■ What the exercise asks
Pick out each line of the records that includes the string "身份验证", and copy it.

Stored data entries
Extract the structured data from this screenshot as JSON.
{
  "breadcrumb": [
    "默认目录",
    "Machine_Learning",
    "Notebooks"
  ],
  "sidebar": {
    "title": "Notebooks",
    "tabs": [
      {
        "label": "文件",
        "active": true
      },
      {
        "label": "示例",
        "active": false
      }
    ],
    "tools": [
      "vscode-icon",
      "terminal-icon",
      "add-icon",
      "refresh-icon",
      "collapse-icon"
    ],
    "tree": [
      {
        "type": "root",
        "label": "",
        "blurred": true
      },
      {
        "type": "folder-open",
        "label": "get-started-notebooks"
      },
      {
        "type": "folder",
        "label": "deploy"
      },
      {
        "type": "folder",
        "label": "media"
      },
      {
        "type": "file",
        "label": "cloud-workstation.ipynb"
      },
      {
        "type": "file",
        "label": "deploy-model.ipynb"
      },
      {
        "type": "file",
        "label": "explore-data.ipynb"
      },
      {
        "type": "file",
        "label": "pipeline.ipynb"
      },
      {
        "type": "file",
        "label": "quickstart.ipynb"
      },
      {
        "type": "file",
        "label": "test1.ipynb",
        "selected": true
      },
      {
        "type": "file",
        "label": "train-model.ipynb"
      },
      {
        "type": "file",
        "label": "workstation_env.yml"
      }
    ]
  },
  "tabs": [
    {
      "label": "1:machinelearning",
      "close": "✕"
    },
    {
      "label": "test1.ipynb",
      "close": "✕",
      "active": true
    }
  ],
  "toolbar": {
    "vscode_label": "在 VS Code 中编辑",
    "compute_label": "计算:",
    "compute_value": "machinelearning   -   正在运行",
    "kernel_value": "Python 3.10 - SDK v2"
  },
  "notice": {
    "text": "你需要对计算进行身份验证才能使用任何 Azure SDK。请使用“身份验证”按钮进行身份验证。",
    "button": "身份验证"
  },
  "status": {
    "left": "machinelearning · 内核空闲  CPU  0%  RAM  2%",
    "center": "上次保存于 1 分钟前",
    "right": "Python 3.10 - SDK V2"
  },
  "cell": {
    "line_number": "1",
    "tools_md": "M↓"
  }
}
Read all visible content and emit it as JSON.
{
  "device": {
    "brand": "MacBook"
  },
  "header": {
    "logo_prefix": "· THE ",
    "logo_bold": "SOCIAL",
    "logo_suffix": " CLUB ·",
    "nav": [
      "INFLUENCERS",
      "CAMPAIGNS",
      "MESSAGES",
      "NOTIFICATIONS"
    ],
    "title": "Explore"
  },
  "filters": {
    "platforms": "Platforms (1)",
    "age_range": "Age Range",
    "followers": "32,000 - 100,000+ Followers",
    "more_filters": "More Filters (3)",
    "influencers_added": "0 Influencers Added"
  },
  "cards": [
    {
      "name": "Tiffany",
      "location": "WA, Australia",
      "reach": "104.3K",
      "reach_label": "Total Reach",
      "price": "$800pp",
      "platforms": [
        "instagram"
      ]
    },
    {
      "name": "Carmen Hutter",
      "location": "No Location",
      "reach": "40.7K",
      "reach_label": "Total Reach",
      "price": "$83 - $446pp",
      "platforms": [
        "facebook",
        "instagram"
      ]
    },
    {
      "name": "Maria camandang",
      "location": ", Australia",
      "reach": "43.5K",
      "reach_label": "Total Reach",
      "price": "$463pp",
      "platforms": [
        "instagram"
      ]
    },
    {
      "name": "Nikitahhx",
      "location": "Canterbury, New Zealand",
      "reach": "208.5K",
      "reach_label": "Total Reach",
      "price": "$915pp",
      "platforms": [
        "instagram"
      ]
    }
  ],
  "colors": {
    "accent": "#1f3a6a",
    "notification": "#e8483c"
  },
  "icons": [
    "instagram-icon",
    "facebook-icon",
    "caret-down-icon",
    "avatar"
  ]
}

■ Your response
    "text": "你需要对计算进行身份验证才能使用任何 Azure SDK。请使用“身份验证”按钮进行身份验证。",
    "button": "身份验证"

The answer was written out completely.